BEGIN RECORDS FOR THE TASK

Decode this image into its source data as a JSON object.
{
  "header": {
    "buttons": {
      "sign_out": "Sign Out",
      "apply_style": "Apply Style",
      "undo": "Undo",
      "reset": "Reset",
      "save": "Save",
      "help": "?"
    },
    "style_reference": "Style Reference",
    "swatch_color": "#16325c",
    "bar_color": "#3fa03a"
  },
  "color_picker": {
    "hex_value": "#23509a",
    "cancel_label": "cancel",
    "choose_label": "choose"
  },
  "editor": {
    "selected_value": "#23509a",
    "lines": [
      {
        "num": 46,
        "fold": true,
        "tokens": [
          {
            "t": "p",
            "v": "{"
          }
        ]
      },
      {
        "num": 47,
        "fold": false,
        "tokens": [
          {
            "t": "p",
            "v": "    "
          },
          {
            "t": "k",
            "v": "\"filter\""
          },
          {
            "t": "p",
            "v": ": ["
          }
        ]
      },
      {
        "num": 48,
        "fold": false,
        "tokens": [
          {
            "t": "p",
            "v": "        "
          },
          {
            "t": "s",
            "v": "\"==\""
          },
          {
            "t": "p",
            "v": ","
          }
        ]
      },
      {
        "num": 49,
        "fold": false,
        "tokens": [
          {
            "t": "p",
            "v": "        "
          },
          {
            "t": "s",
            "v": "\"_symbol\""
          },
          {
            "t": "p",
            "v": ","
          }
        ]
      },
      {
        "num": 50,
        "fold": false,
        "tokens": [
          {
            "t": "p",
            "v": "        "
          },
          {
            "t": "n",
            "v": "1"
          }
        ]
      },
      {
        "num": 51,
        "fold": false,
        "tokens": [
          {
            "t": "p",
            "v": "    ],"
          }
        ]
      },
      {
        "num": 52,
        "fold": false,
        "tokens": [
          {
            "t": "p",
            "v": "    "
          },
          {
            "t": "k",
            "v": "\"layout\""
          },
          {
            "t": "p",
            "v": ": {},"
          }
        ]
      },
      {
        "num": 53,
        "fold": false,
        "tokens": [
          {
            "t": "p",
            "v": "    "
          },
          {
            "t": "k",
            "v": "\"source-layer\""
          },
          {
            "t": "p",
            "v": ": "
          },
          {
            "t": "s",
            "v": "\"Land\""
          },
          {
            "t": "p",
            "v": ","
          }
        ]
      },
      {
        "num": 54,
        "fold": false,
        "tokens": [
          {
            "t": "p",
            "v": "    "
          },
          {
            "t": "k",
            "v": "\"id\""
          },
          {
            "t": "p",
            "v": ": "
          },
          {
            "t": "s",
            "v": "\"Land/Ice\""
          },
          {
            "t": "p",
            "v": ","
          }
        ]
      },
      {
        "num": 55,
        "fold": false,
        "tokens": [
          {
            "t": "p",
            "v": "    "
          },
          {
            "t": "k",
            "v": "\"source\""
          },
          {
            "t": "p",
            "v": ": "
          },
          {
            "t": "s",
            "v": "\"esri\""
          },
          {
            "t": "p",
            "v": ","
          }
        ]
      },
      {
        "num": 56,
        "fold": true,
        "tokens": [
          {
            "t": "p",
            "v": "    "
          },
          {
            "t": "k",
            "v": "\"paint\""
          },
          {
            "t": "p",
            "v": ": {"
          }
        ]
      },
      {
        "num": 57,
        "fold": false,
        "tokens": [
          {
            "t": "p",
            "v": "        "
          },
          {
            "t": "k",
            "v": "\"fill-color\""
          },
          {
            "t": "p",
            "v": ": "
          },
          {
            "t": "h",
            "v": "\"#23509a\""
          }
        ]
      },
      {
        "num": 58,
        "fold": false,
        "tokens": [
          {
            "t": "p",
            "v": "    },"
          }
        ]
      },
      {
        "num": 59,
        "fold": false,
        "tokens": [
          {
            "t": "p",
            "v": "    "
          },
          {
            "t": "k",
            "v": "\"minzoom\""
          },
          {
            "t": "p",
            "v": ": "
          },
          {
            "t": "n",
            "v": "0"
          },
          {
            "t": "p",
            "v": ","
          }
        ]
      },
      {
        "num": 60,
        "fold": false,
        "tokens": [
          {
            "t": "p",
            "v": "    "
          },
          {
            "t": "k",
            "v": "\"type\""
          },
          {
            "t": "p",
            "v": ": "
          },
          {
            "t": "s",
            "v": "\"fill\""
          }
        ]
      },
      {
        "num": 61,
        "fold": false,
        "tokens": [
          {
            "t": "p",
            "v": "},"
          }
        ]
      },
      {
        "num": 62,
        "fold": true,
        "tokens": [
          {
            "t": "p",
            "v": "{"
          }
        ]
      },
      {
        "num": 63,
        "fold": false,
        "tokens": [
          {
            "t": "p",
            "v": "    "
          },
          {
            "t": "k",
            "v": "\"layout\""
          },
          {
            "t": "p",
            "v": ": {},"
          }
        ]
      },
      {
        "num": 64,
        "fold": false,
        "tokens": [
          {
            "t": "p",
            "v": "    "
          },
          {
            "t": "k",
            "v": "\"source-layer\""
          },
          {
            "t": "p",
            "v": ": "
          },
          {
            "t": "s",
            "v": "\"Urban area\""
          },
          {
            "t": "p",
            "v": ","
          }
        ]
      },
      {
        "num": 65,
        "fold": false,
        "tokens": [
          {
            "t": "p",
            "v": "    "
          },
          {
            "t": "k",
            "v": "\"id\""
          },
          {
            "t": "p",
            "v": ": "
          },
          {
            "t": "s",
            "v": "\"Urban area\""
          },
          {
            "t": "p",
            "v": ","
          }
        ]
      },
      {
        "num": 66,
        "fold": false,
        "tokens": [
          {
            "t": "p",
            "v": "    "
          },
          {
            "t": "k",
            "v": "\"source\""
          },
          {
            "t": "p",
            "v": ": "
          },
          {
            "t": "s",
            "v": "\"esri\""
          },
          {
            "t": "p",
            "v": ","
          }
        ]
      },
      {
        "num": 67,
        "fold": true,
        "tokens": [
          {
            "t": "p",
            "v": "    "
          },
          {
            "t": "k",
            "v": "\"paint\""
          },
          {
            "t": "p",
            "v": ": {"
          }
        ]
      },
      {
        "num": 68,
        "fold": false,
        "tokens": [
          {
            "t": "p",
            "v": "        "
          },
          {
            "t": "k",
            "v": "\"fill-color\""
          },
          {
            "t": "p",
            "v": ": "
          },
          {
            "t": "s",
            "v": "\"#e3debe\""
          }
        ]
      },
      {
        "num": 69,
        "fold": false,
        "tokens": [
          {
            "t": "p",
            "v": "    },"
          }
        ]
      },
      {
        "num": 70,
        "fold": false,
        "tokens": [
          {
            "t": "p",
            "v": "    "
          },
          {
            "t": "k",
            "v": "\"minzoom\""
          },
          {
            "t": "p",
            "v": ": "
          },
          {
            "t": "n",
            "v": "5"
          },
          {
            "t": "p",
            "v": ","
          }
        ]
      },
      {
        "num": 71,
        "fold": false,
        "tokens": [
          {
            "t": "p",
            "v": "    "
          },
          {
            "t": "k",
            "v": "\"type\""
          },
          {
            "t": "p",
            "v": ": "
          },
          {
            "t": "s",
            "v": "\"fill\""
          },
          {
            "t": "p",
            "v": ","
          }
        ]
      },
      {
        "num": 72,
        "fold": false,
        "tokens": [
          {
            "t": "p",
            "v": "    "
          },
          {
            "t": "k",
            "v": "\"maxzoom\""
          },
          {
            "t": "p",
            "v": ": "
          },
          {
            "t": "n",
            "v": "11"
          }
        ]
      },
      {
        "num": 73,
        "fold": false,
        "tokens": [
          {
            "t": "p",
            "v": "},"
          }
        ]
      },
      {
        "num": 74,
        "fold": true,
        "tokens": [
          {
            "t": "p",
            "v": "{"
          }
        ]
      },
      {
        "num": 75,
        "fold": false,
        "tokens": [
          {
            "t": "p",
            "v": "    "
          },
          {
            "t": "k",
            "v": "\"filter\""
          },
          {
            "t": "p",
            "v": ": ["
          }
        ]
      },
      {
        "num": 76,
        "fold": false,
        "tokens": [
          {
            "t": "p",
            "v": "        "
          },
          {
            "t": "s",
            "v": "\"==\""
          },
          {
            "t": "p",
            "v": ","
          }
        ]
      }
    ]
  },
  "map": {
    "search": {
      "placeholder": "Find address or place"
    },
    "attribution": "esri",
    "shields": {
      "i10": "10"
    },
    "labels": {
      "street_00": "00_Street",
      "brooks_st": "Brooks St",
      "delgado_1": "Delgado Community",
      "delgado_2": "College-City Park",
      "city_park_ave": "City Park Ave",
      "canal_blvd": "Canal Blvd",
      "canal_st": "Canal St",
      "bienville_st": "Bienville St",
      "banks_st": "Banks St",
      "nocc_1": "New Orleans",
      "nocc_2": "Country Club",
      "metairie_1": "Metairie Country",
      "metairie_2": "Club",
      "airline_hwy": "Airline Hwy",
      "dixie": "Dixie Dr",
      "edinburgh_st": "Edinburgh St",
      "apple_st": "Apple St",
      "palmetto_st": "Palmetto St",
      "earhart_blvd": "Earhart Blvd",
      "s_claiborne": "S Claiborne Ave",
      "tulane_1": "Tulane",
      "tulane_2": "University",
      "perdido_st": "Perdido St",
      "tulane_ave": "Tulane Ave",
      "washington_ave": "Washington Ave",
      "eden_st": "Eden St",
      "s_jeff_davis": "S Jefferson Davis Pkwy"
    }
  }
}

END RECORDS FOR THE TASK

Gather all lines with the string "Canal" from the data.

» SOLUTION FOR THIS PROBLEM:
      "canal_blvd": "Canal Blvd",
      "canal_st": "Canal St",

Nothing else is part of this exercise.